Try a Floating Floor

Posted: Tuesday, April 5, 2011

Floating Floors - DIYA "floating floor" sounds like Staying Alive meets Star Trek, but is nothing space age or related to disco. It simply refers to the fact that this type of floor is not nailed, stapled, or glued down but is instead left to "float" on top of the subfloor. Almost any type of floor has a floating version, hardwood flooring, cork flooring, laminates, and vinyl to name a few, but you have to know where floating floors are best suited to make sure the floor is protected, and the life extended.

How can a floor float without becoming unstable? Most of the planks, boards, or tiles that are installed via a floating method are relatively sturdy and are built with a locking or snapping mechanism that securely affixes each tile to the one next to it, giving the floor a cohesive, secure look and feel.

There are a thousand and one benefits to a floating installation related "green" ways of doing things as well as cost and time savings. One is, of course, not having to use any chemicals or adhesives to install them. This means cleaner indoor air quality and no mess. Two big plusses for sure.

Another neat thing about floating floors is that depending on the type of material, engineered wood flooring, for example, a floating floor takes expansion and contraction due to humidity and temperature much more in stride (pun intended.) than does nailed or glued down hardwoods. Floating floor engineered hardwood floors are up a notch on the green scale, too, over solid hardwoods, because less of the raw material is used to manufacture them. Green on a couple of counts.
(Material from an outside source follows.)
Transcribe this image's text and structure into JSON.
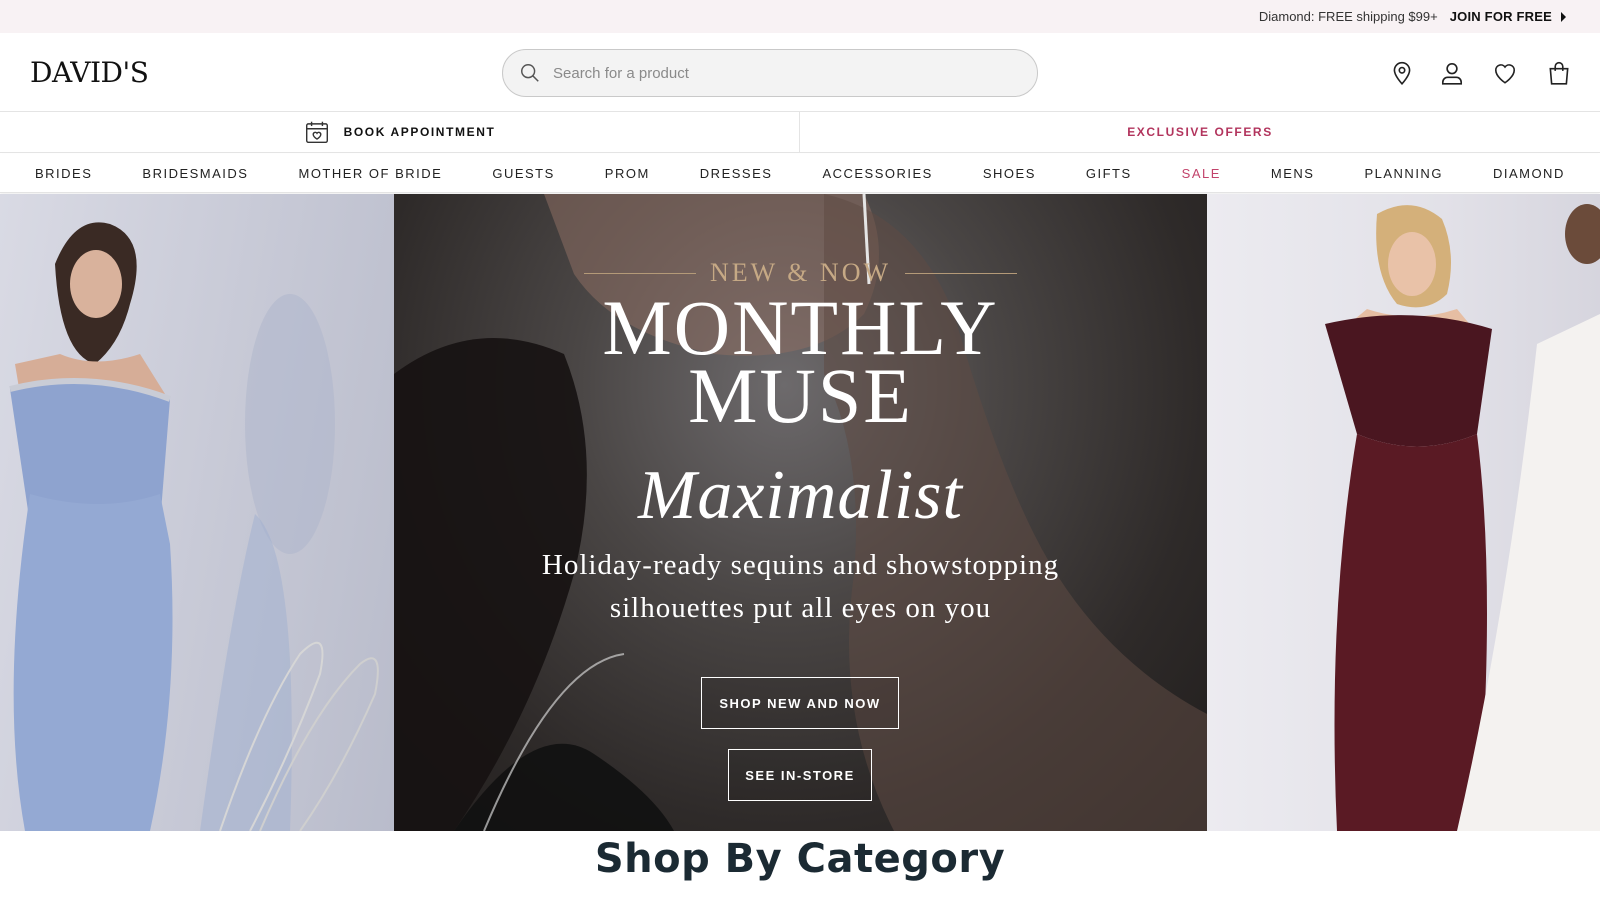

You can certainly can save quite a bit by going with a floating floor installation. You save money and time on installation because it's a pretty simple do-it-yourself project, no matter what type of material you're dealing with. And the costs in the extra materials and tools needed to install a glued or nailed down floor can be pretty hefty. To install a floating floor, all you need basically (after proper prepping is complete) is the planks or tiles, a saw to trim the boards to size, and maybe a pencil…doesn't get more straightforward than that.

Save yourself time and do something good for the environment by choosing a floating floor installation.